Misdemeanor Expungement

An expungement is a process that erases a conviction from a criminal record. This can have can have profound effects on your life, possibly enabling you to get certain jobs or receive a loan for a home. It allows you to legally and honestly be able to report that you have not been convicted of a crime.

Felonies

Dealing with a felony charge in California can be a complicated, overwhelming, frightening experience. If you are convicted of a felony, you could be sentenced to state prison.  In fact, the most serious California felonies can even be punished by death, as California is currently a capital punishment state.

People convicted of a felony in California may also be fined up to $10,000 in addition to, or instead of, imprisonment

Alternatively, a judge might sentence a felony offender to California formal (felony) probation. If granted felony probation the offender will serve, at most, one year in county jail.

“Wobblers” are crimes that can be either a felony or a misdemeanor, depending on how the crime is charged.  Wobblers are most likely to result in a misdemeanor conviction if the facts show that the defendant’s behavior was not particularly egregious or if the defendant does not have a serious criminal record.  Evading a peace office is an example of a crime that may be tried and punished as a misdemeanor or a felony

Three Strikes  Under this law, anyone who is convicted of three serious or violent felonies (three strikes) receives a very long prison sentence.

California has put into place a three strikes law where under the California Penal Cord section 667 an individual who has committed an offense three times will face worse felony convictions than a one time offender.

On the second strike a person will receive a conviction with a limitation on the amount of good behavior reductions allowed. A second strike will also receive a double prison sentence automatically.

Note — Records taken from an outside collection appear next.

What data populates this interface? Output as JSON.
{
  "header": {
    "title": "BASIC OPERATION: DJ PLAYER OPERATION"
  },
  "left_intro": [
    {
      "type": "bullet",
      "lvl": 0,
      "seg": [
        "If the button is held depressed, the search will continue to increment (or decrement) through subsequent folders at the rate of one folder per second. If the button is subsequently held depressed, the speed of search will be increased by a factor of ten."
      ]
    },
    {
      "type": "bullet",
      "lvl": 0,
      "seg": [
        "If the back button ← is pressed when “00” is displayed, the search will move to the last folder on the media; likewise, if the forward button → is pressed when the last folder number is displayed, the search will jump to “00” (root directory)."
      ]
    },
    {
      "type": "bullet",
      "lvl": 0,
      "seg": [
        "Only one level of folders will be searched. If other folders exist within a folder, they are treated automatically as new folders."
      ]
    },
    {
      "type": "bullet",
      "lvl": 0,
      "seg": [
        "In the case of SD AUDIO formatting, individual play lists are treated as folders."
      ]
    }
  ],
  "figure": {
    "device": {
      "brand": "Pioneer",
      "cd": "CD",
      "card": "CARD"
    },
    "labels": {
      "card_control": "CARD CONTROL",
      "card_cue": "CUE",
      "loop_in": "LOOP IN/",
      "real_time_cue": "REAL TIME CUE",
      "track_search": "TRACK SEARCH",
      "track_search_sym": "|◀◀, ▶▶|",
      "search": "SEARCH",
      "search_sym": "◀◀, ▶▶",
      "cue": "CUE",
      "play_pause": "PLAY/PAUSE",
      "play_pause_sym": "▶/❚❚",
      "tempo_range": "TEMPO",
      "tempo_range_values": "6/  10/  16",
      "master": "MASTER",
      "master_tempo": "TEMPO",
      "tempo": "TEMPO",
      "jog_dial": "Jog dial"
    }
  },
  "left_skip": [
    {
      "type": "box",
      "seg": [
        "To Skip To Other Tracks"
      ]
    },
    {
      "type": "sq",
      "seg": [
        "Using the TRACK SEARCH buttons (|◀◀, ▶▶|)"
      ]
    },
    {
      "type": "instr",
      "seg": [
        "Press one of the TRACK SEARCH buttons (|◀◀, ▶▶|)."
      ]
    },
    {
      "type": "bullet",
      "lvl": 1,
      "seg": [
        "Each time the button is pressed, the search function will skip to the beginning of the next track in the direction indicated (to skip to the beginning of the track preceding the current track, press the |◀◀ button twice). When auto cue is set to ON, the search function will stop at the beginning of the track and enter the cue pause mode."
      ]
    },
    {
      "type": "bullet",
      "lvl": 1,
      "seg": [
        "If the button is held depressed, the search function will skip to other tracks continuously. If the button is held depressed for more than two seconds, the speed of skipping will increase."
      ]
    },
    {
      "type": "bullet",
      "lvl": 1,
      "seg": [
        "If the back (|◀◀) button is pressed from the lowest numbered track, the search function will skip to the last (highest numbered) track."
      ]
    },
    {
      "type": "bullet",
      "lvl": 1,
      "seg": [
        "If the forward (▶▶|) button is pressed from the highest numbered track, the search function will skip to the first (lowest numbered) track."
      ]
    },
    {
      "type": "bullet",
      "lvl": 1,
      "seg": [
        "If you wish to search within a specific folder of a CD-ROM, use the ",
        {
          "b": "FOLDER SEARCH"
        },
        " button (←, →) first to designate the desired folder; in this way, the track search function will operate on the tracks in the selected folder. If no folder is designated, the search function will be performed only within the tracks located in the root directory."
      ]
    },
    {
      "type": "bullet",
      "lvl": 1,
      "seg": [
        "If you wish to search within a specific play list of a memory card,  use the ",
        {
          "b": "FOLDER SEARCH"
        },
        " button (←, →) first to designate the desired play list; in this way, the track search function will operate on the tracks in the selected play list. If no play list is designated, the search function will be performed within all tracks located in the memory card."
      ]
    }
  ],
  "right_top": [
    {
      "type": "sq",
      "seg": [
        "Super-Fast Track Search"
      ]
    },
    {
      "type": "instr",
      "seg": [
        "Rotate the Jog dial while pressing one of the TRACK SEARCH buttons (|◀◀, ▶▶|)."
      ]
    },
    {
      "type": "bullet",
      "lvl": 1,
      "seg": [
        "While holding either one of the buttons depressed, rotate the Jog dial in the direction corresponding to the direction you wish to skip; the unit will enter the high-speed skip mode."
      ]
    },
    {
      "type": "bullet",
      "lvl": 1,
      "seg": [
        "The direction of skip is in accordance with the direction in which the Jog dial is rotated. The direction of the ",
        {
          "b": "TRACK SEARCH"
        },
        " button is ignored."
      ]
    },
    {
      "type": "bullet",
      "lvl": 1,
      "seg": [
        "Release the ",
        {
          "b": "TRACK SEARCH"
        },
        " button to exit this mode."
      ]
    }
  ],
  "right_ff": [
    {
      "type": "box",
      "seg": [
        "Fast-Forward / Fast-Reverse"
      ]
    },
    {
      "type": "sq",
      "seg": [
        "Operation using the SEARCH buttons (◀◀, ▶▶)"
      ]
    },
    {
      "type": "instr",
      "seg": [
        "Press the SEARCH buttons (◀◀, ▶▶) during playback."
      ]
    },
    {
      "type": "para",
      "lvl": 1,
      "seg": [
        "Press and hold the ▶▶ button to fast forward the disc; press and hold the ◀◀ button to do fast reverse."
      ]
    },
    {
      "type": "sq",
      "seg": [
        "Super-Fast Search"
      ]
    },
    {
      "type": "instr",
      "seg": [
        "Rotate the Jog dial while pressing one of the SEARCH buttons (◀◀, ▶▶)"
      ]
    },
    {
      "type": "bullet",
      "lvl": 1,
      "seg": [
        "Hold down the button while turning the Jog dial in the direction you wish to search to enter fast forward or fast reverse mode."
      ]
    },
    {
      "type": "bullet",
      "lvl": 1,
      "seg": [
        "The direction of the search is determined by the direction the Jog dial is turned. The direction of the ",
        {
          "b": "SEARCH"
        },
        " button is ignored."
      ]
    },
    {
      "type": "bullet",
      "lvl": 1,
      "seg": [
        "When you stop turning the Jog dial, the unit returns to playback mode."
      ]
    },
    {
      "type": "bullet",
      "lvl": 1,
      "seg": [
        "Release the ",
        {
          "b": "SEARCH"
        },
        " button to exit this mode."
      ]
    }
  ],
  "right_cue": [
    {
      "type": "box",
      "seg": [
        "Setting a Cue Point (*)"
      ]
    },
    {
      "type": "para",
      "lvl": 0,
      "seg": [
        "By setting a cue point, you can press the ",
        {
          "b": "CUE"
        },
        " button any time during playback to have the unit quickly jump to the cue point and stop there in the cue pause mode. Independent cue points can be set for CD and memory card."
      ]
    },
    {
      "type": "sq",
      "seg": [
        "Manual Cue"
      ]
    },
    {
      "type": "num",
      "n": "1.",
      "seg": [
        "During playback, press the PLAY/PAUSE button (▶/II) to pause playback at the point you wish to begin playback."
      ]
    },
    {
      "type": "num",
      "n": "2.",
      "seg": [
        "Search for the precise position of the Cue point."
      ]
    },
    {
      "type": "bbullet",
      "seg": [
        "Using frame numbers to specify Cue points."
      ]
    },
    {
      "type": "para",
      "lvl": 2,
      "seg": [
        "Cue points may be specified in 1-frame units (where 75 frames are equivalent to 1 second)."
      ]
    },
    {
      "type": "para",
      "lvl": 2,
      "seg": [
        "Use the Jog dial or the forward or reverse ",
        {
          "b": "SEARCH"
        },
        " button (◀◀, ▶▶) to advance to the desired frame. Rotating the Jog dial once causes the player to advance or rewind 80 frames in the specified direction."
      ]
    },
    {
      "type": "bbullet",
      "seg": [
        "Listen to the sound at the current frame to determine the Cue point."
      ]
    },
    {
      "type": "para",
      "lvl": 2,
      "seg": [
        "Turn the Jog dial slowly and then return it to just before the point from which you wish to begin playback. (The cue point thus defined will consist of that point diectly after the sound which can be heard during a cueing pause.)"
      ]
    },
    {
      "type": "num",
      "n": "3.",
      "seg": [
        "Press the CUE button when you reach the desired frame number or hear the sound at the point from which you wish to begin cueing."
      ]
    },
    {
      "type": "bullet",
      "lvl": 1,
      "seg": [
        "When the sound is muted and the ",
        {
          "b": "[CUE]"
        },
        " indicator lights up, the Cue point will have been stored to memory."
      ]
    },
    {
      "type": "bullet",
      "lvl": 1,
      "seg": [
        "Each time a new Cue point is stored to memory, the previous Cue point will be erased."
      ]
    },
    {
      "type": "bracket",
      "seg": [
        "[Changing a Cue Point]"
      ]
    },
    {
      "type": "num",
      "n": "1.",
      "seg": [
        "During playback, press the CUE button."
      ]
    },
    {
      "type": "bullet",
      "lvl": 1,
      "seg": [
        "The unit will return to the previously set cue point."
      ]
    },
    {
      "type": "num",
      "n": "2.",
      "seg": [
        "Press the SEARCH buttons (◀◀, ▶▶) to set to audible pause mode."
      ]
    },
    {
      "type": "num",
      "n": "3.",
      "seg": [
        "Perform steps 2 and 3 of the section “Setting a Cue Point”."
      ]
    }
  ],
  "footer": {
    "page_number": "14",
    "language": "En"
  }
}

If two strikes have already been made and a third is received, an individual is automatically sentenced to twenty-five years to life in prison without the opportunity for parole.